**Exercise prompt:** Each line of the entries below that holds "badge" is needed, copied in full.

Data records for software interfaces
+ + + + +
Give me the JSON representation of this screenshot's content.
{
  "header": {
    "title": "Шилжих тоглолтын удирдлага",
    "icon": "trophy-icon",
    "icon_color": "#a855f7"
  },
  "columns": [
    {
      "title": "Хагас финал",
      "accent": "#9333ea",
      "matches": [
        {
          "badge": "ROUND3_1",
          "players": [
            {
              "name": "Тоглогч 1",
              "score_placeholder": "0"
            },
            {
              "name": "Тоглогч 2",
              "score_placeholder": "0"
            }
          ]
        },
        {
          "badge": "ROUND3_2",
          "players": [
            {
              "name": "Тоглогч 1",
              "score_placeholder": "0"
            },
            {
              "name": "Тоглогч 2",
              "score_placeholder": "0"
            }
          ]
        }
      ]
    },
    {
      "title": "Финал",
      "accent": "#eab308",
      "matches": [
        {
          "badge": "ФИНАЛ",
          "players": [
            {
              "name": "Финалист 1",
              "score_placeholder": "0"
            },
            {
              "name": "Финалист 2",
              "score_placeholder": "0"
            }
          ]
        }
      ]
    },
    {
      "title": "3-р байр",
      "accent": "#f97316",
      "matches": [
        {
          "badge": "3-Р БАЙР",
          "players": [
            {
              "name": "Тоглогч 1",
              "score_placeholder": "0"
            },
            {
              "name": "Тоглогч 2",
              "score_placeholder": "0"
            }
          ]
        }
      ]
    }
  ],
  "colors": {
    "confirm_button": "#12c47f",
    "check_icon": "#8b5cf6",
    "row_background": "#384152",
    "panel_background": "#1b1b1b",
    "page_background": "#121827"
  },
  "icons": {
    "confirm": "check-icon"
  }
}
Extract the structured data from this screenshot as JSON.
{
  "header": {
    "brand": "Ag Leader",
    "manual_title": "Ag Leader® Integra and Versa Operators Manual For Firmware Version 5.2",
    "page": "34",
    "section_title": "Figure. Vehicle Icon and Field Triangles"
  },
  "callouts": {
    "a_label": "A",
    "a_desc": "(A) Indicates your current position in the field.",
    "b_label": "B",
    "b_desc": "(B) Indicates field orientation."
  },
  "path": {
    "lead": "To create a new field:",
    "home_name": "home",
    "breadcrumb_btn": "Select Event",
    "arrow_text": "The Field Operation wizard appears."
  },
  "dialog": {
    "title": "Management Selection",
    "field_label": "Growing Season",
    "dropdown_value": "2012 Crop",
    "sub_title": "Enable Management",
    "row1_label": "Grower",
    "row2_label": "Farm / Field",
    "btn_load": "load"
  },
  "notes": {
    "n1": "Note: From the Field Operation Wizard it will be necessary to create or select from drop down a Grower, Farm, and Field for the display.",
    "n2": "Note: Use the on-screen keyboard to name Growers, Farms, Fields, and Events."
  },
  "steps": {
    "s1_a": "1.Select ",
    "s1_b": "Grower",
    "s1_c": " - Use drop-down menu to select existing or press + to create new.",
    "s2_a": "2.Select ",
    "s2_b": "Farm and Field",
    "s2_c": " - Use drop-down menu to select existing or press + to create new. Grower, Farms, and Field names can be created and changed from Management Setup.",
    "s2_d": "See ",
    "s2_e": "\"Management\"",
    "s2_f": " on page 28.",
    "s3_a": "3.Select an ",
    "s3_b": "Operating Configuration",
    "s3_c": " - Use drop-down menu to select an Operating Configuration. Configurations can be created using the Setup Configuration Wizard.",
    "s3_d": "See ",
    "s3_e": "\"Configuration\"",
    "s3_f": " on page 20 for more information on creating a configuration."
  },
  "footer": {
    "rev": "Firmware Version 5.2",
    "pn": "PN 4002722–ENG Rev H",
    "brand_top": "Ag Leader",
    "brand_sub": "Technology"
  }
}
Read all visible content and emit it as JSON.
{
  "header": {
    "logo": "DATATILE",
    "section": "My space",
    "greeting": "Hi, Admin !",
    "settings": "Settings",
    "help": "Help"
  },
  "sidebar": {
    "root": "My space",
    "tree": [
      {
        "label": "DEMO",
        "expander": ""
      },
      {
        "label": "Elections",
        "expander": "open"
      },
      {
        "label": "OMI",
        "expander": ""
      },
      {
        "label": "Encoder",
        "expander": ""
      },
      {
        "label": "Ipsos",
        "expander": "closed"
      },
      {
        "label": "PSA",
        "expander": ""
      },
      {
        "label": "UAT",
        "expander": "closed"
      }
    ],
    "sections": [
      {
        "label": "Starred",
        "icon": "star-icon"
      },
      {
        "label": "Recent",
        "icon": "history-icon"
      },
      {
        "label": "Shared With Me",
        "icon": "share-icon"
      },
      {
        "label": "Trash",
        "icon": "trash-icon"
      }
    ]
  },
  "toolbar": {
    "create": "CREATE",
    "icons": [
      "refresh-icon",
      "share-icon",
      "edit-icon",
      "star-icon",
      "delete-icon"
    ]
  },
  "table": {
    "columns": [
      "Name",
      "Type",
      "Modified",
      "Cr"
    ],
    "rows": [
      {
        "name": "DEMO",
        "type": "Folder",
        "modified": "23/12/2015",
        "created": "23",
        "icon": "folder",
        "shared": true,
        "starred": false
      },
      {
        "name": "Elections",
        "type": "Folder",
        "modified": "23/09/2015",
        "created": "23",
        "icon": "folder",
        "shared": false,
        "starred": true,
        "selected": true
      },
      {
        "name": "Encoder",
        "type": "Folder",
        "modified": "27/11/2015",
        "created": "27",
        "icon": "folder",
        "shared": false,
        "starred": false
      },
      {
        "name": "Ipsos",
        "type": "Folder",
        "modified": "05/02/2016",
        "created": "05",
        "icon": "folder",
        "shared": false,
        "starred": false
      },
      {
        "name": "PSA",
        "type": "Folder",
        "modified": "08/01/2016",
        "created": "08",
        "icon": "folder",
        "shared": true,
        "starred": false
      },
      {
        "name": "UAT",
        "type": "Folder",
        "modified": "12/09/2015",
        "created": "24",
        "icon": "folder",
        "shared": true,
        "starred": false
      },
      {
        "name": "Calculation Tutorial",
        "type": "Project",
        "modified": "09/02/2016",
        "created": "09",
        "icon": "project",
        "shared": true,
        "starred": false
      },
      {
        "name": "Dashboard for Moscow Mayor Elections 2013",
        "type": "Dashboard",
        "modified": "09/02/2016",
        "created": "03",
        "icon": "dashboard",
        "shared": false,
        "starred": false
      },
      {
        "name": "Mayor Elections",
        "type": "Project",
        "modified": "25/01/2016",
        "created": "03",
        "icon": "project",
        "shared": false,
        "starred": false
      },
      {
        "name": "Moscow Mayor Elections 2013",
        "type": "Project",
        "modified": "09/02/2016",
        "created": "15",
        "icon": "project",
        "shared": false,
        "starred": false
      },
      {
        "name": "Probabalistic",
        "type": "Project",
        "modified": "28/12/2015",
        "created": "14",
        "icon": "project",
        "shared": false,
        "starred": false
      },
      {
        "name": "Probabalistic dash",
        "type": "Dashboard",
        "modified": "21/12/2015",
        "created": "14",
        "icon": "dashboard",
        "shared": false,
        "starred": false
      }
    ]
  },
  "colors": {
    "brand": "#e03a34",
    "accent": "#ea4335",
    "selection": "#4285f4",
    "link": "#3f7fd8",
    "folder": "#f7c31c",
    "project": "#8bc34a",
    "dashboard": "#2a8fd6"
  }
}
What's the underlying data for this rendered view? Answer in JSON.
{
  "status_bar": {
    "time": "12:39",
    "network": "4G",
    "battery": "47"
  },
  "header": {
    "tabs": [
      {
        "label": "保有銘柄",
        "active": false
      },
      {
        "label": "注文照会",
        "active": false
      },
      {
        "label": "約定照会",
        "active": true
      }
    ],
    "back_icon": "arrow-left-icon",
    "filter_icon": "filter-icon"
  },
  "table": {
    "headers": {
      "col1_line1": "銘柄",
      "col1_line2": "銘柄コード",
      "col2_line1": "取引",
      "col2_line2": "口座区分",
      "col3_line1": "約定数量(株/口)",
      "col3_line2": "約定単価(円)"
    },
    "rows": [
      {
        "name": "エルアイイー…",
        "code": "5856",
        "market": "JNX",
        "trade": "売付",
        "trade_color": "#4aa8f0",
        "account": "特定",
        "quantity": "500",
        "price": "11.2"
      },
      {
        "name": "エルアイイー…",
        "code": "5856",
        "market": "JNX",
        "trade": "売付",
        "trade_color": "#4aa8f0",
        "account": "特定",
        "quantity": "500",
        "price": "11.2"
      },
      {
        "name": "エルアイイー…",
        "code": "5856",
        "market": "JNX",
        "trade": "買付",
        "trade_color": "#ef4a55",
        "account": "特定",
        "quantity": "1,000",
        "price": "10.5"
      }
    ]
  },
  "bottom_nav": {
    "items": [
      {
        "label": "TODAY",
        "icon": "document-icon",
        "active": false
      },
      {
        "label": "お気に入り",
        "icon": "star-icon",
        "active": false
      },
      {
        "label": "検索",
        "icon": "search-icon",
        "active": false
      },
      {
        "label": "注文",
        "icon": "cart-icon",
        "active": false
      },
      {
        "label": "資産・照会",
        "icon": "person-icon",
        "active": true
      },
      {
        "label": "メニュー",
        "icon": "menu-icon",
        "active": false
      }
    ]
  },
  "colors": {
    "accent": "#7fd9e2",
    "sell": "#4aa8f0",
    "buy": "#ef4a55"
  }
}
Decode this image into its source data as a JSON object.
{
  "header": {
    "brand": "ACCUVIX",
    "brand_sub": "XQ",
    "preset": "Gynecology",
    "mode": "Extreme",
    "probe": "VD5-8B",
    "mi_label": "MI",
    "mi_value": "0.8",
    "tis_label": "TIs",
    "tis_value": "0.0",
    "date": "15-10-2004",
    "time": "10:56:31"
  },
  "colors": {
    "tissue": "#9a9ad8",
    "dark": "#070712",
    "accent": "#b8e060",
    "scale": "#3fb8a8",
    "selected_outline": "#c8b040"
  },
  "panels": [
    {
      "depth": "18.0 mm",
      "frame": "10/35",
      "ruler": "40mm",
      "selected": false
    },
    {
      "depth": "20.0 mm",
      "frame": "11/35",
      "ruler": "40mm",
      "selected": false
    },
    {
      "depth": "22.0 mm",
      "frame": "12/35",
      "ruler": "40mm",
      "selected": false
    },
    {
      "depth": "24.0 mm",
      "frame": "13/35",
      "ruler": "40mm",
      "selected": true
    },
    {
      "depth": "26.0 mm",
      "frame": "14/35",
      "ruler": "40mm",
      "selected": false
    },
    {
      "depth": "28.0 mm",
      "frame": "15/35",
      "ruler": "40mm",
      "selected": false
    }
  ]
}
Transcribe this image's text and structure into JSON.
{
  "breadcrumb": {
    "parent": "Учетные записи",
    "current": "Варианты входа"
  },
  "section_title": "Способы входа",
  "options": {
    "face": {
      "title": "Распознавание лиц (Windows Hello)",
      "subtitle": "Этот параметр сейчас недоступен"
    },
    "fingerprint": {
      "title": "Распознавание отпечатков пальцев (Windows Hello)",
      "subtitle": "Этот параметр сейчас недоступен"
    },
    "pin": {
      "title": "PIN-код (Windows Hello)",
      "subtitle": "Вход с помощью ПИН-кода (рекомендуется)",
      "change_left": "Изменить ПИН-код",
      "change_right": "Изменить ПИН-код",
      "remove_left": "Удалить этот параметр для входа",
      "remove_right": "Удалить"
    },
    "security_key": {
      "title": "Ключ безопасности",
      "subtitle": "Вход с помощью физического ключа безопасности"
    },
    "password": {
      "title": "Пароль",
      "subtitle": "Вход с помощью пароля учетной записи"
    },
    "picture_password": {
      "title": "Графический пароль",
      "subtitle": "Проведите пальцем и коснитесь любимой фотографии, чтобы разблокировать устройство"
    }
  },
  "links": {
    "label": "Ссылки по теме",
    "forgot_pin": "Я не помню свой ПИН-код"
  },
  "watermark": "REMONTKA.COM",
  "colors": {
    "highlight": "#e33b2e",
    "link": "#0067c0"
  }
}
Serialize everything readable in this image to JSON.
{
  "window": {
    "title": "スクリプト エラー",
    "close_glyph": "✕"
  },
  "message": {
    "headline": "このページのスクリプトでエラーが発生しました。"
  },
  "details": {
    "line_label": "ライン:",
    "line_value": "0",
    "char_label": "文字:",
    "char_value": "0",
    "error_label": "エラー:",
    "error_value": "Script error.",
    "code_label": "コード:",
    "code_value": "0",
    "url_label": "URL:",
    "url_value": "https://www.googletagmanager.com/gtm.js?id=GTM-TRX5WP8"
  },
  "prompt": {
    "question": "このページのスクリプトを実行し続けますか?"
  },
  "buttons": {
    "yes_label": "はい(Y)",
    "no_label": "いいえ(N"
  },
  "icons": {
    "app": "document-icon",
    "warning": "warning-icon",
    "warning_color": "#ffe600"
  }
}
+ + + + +
**Result of the exercise:**
          "badge": "ROUND3_1",
          "badge": "ROUND3_2",
          "badge": "ФИНАЛ",
          "badge": "3-Р БАЙР",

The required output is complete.